Over at First Things the Revs. Christopher Seitz and Ephraim Radner have published a document called The Marriage Pledge. The gist of it can be summed up as follows:
Therefore, in our roles as Christian ministers, we, the undersigned, commit ourselves to disengaging civil and Christian marriage in the performance of our pastoral duties. We will no longer serve as agents of the state in marriage. We will no longer sign government-provided marriage certificates. We will ask couples to seek civil marriage separately from their church-related vows and blessings. We will preside only at those weddings that seek to establish a Christian marriage in accord with the principles articulated and lived out from the beginning of the Church’s life.
There’s a sense in which this move is understandable. CS Lewis after all had very similar thoughts 60 years ago in the post-war years in Britain when he proposed a similar solution in Mere Christianity:
Before leaving the question of divorce, I should like to distinguish two things which are very often confused. The Christian conception of marriage is one: the other is quite the different question-how far Christians, if they are voters or Members of Parliament, ought to try to force their views of marriage on the rest of the community by embodying them in the divorce laws. A great many people seem to think that if you are a Christian yourself you should try to make divorce difficult for every one. I do not think that. At least I know I should be very angry if the Mohammedans tried to prevent the rest of us from drinking wine. My own view is that the Churches should frankly recognize that the majority of the British people are not Christian and, therefore, cannot be expected to live Christian lives. There ought to be two distinct kinds of marriage: one governed by the State with rules enforced on all citizens, the other governed by the church with rules enforced by her on her own members. The distinction ought to be quite sharp, so that a man knows which couples are married in a Christian sense and which are not.

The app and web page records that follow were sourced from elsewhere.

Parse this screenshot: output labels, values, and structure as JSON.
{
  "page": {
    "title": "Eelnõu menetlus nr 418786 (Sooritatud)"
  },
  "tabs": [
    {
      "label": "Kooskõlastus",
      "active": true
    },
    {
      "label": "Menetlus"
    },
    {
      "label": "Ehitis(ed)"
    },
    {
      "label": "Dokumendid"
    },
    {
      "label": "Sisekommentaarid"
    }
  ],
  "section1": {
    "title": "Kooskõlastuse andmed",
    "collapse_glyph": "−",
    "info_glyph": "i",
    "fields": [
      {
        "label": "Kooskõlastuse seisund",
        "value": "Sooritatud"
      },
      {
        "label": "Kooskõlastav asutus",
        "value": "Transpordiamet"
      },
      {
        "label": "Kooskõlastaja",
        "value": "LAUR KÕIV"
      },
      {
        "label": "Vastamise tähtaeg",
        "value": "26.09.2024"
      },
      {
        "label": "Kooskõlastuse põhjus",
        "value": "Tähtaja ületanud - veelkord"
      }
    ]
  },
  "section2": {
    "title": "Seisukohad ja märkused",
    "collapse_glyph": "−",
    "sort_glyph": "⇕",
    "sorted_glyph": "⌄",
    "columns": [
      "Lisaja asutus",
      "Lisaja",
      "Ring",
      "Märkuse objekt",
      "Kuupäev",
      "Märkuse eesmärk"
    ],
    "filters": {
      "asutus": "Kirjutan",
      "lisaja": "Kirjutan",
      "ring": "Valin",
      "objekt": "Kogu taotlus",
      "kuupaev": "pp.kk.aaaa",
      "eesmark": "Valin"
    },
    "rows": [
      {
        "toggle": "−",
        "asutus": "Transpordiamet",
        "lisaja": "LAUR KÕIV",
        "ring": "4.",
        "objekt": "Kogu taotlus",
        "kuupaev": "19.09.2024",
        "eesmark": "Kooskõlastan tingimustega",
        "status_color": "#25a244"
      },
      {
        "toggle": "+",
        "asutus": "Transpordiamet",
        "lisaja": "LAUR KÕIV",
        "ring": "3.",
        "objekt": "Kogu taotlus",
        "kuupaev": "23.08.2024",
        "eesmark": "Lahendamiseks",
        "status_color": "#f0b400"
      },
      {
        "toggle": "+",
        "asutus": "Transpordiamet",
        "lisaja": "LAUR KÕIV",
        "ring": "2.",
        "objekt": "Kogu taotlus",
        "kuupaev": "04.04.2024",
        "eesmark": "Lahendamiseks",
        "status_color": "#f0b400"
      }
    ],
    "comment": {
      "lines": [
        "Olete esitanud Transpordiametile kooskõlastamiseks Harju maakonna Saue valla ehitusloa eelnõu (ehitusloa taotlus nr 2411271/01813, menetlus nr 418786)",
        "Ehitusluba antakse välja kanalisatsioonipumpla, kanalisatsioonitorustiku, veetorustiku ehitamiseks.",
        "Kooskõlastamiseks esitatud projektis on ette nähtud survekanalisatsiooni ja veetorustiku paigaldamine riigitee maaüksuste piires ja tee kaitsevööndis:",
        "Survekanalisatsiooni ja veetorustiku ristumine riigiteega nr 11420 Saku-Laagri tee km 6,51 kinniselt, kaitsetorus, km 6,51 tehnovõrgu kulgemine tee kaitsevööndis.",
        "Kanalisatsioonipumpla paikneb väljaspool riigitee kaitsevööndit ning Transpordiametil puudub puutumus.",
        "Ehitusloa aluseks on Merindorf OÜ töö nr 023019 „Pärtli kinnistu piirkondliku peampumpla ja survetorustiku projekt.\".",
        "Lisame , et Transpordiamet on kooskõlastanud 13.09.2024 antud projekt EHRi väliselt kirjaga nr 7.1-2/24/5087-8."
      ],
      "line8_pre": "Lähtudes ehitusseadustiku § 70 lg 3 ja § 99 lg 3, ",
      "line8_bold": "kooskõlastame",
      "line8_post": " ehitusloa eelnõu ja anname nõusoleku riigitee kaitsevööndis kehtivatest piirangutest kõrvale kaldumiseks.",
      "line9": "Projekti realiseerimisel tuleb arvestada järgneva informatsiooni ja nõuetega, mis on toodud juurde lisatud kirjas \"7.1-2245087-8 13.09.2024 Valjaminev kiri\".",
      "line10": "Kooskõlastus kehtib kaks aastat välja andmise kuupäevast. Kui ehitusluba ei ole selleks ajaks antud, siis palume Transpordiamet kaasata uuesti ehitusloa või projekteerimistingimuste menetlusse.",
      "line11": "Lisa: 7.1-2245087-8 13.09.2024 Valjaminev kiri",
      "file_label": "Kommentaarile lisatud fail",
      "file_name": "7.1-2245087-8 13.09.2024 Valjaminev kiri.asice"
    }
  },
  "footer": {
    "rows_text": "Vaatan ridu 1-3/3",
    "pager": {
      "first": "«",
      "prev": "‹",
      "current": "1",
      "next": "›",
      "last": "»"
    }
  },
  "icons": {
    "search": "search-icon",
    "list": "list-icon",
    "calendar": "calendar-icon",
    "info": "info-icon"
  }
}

It’s perhaps also worth noting that both Revs Seitz and Radner are currently living in Canada, which on matters of sex ethics has been far more hostile thus far to orthodox Christians than the United States. So this move may not simply be a form of protest against the current order, but also an attempt to put a bit of distance between the church and the public square so as to protect the church from possible legal consequences for maintaining an orthodox view on sexuality and marriage.